‘As I went forth early on a still and frosty morning, the trees looked like airy creatures of darkness caught napping;
on this side huddled together, with their grey hairs streaming, in a secluded valley which the sun had not penetrated;
on that, hurrying off in Indian file along some watercourse, while the shrubs and grasses, like elves and fairies of the night, sought to hide their diminished heads in the snow’
To coincide with his 10th anniversary show here in March, we have released a short film on the artist Nathan Ford.
I have known Nathan for over 20 years and have loved getting to know him, working with him on his shows, his catalogues, watching his family grow and his work develop.
We are grateful to cameraman Michael Pitts, his wife Anne and son Ollie for all their hard work on this project.
Please have a look at the film and let me know what you think!!
Nathan’s show will open in 6 March and run until after Easter.
Showing with Nathan will be young British potter Matt Horne, who specialises in beautiful crystalline Glazes:
For those who didn’t know, our good friend and ceramic legend John Maltby died just before Christmas and his funeral ceremony was held at Exeter crematorium earlier this week.
Nigel Dutt’s lovely obituary for John can be found by clicking here.

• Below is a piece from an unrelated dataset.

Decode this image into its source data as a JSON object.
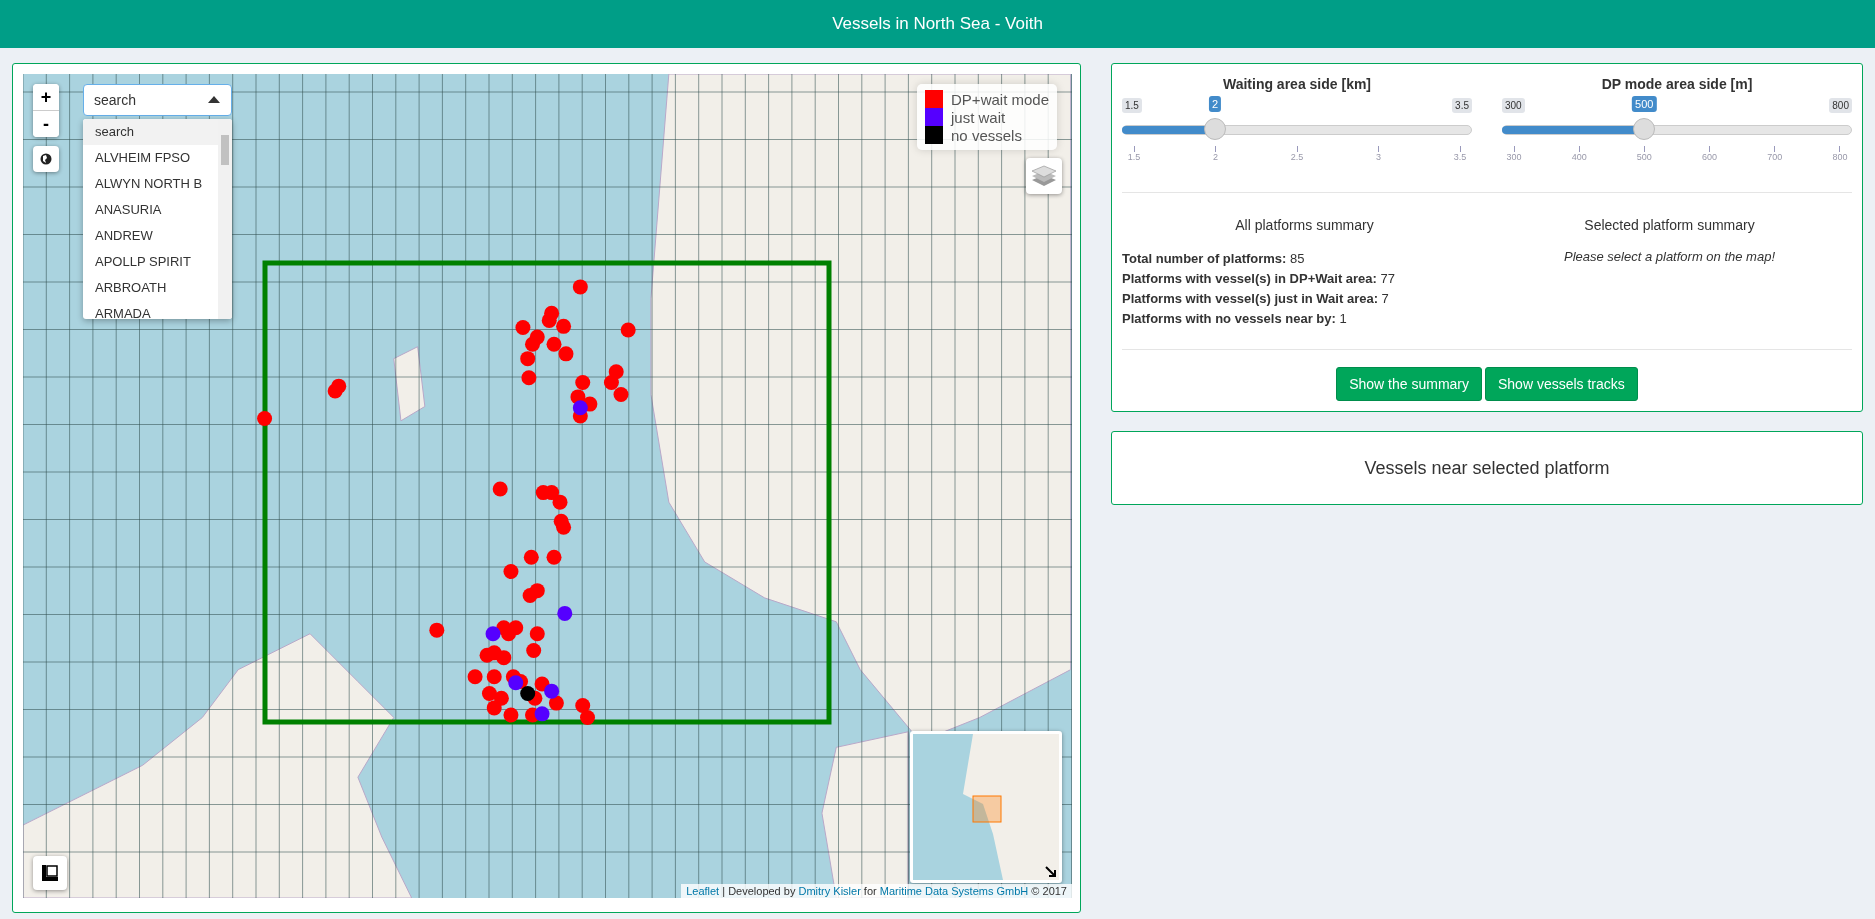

He watched sleepily the flakes, silver and dark, falling obliquely against the lamplight.
The time had come for him to set out on his journey westward. Yes, the newspapers were right: snow was general all over Ireland.
It was falling on every part of the dark central plain, on the treeless hills, falling softly upon the Bog of Allen and, farther westward, softly falling into the dark mutinous Shannon waves.
It was falling, too, upon every part of the lonely churchyard on the hill where Michael Furey lay buried.
It lay thickly drifted on the crooked crosses and headstones, on the spears of the little gate, on the barren thorns.
His soul swooned slowly as he heard the snow falling faintly through the universe and faintly falling, like the descent of their last end, upon all the living and the dead.
James Joyce ‘The Dead’.